## REQUIREMENT
Go through the lines below and copy any that hold the string "senden".

[Dataset rows for apps and sites]
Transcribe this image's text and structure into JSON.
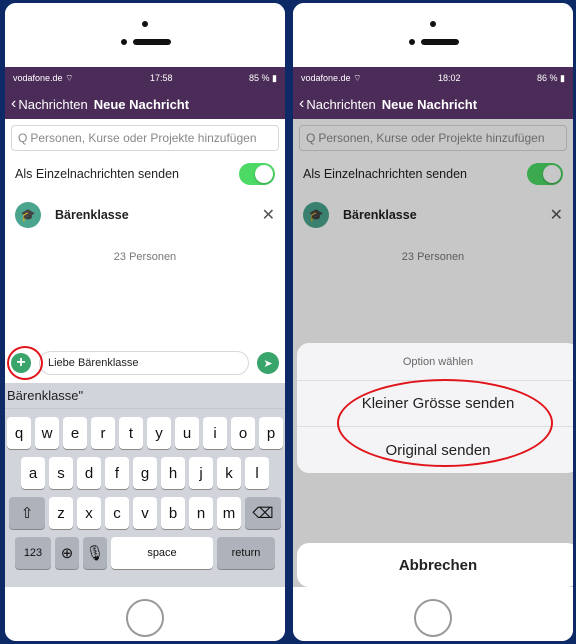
{
  "left": {
    "status": {
      "carrier": "vodafone.de",
      "time": "17:58",
      "battery": "85 %"
    },
    "nav": {
      "back": "Nachrichten",
      "title": "Neue Nachricht"
    },
    "search_placeholder": "Personen, Kurse oder Projekte hinzufügen",
    "toggle_label": "Als Einzelnachrichten senden",
    "group": {
      "name": "Bärenklasse",
      "count": "23 Personen"
    },
    "message": "Liebe Bärenklasse",
    "suggestion": "Bärenklasse\"",
    "keyboard": {
      "row1": [
        "q",
        "w",
        "e",
        "r",
        "t",
        "y",
        "u",
        "i",
        "o",
        "p"
      ],
      "row2": [
        "a",
        "s",
        "d",
        "f",
        "g",
        "h",
        "j",
        "k",
        "l"
      ],
      "row3": [
        "z",
        "x",
        "c",
        "v",
        "b",
        "n",
        "m"
      ],
      "num": "123",
      "space": "space",
      "return": "return"
    }
  },
  "right": {
    "status": {
      "carrier": "vodafone.de",
      "time": "18:02",
      "battery": "86 %"
    },
    "nav": {
      "back": "Nachrichten",
      "title": "Neue Nachricht"
    },
    "search_placeholder": "Personen, Kurse oder Projekte hinzufügen",
    "toggle_label": "Als Einzelnachrichten senden",
    "group": {
      "name": "Bärenklasse",
      "count": "23 Personen"
    },
    "sheet": {
      "title": "Option wählen",
      "option1": "Kleiner Grösse senden",
      "option2": "Original senden",
      "cancel": "Abbrechen"
    }
  },
  "colors": {
    "header": "#4b2b57",
    "accent": "#3aa56a",
    "highlight": "#e0141a"
  }
}
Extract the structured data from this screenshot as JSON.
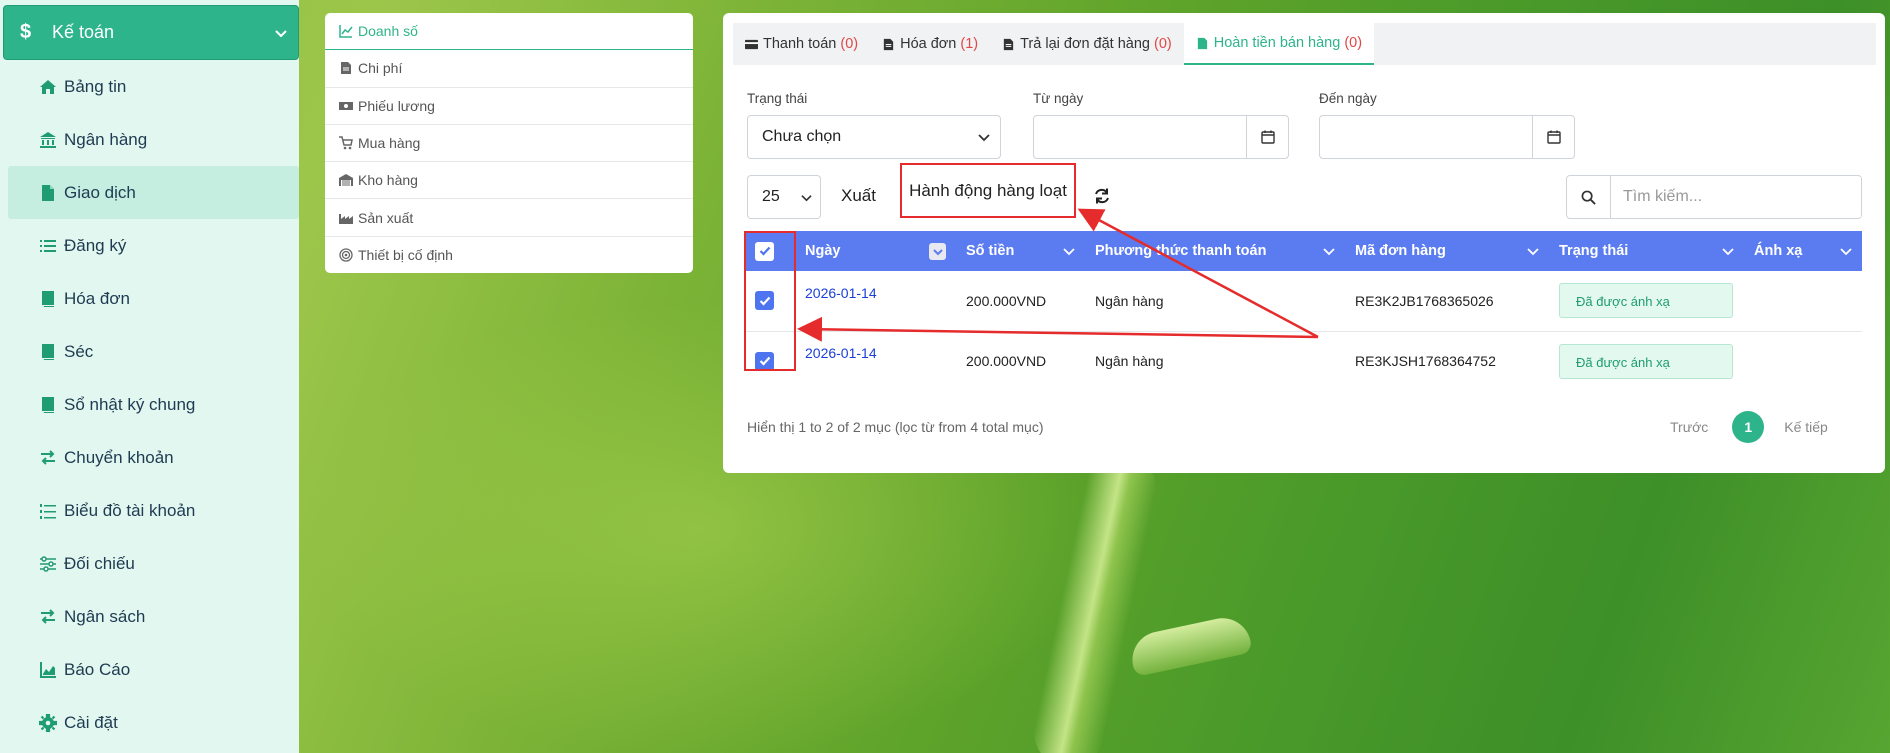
{
  "sidebar": {
    "header_title": "Kế toán",
    "items": [
      {
        "label": "Bảng tin",
        "icon": "home-icon"
      },
      {
        "label": "Ngân hàng",
        "icon": "bank-icon"
      },
      {
        "label": "Giao dịch",
        "icon": "file-icon",
        "active": true
      },
      {
        "label": "Đăng ký",
        "icon": "list-icon"
      },
      {
        "label": "Hóa đơn",
        "icon": "book-icon"
      },
      {
        "label": "Séc",
        "icon": "book-icon"
      },
      {
        "label": "Sổ nhật ký chung",
        "icon": "book-icon"
      },
      {
        "label": "Chuyển khoản",
        "icon": "exchange-icon"
      },
      {
        "label": "Biểu đồ tài khoản",
        "icon": "list-ol-icon"
      },
      {
        "label": "Đối chiếu",
        "icon": "sliders-icon"
      },
      {
        "label": "Ngân sách",
        "icon": "exchange-icon"
      },
      {
        "label": "Báo Cáo",
        "icon": "chart-icon"
      },
      {
        "label": "Cài đặt",
        "icon": "gear-icon"
      }
    ]
  },
  "menu": {
    "items": [
      {
        "label": "Doanh số",
        "active": true
      },
      {
        "label": "Chi phí"
      },
      {
        "label": "Phiếu lương"
      },
      {
        "label": "Mua hàng"
      },
      {
        "label": "Kho hàng"
      },
      {
        "label": "Sản xuất"
      },
      {
        "label": "Thiết bị cố định"
      }
    ]
  },
  "tabs": [
    {
      "label": "Thanh toán",
      "count": "(0)"
    },
    {
      "label": "Hóa đơn",
      "count": "(1)"
    },
    {
      "label": "Trả lại đơn đặt hàng",
      "count": "(0)"
    },
    {
      "label": "Hoàn tiền bán hàng",
      "count": "(0)",
      "active": true
    }
  ],
  "filters": {
    "status_label": "Trạng thái",
    "status_value": "Chưa chọn",
    "from_label": "Từ ngày",
    "to_label": "Đến ngày"
  },
  "toolbar": {
    "page_size": "25",
    "export_label": "Xuất",
    "bulk_label": "Hành động hàng loạt",
    "search_placeholder": "Tìm kiếm..."
  },
  "table": {
    "columns": [
      "Ngày",
      "Số tiền",
      "Phương thức thanh toán",
      "Mã đơn hàng",
      "Trạng thái",
      "Ánh xạ"
    ],
    "rows": [
      {
        "date": "2026-01-14",
        "amount": "200.000VND",
        "method": "Ngân hàng",
        "order": "RE3K2JB1768365026",
        "status": "Đã được ánh xạ",
        "mapping": ""
      },
      {
        "date": "2026-01-14",
        "amount": "200.000VND",
        "method": "Ngân hàng",
        "order": "RE3KJSH1768364752",
        "status": "Đã được ánh xạ",
        "mapping": ""
      }
    ]
  },
  "footer": {
    "info": "Hiển thị 1 to 2 of 2 mục (lọc từ from 4 total mục)",
    "prev": "Trước",
    "page": "1",
    "next": "Kế tiếp"
  },
  "colors": {
    "accent": "#2eb48a",
    "table_header": "#5b7cf0",
    "annotation": "#e52b2b",
    "sidebar_bg": "#e2f7ef"
  }
}
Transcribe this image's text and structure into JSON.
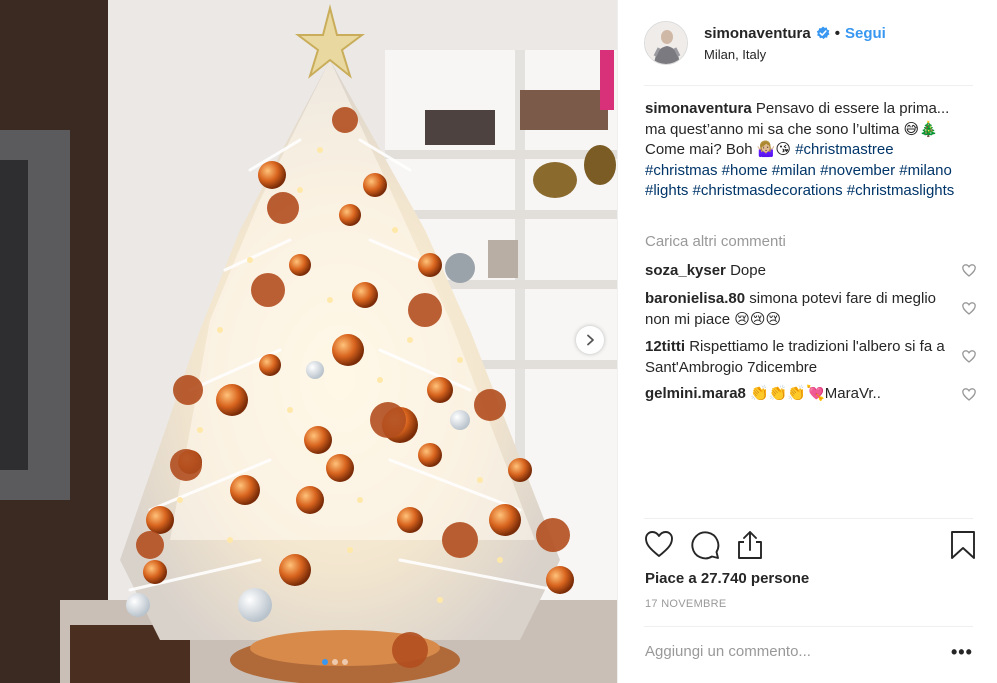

## RESULT OF THIS EXERCISE
    "toggle_label": "Als Einzelnachrichten senden",
    "toggle_label": "Als Einzelnachrichten senden",
      "option1": "Kleiner Grösse senden",
      "option2": "Original senden",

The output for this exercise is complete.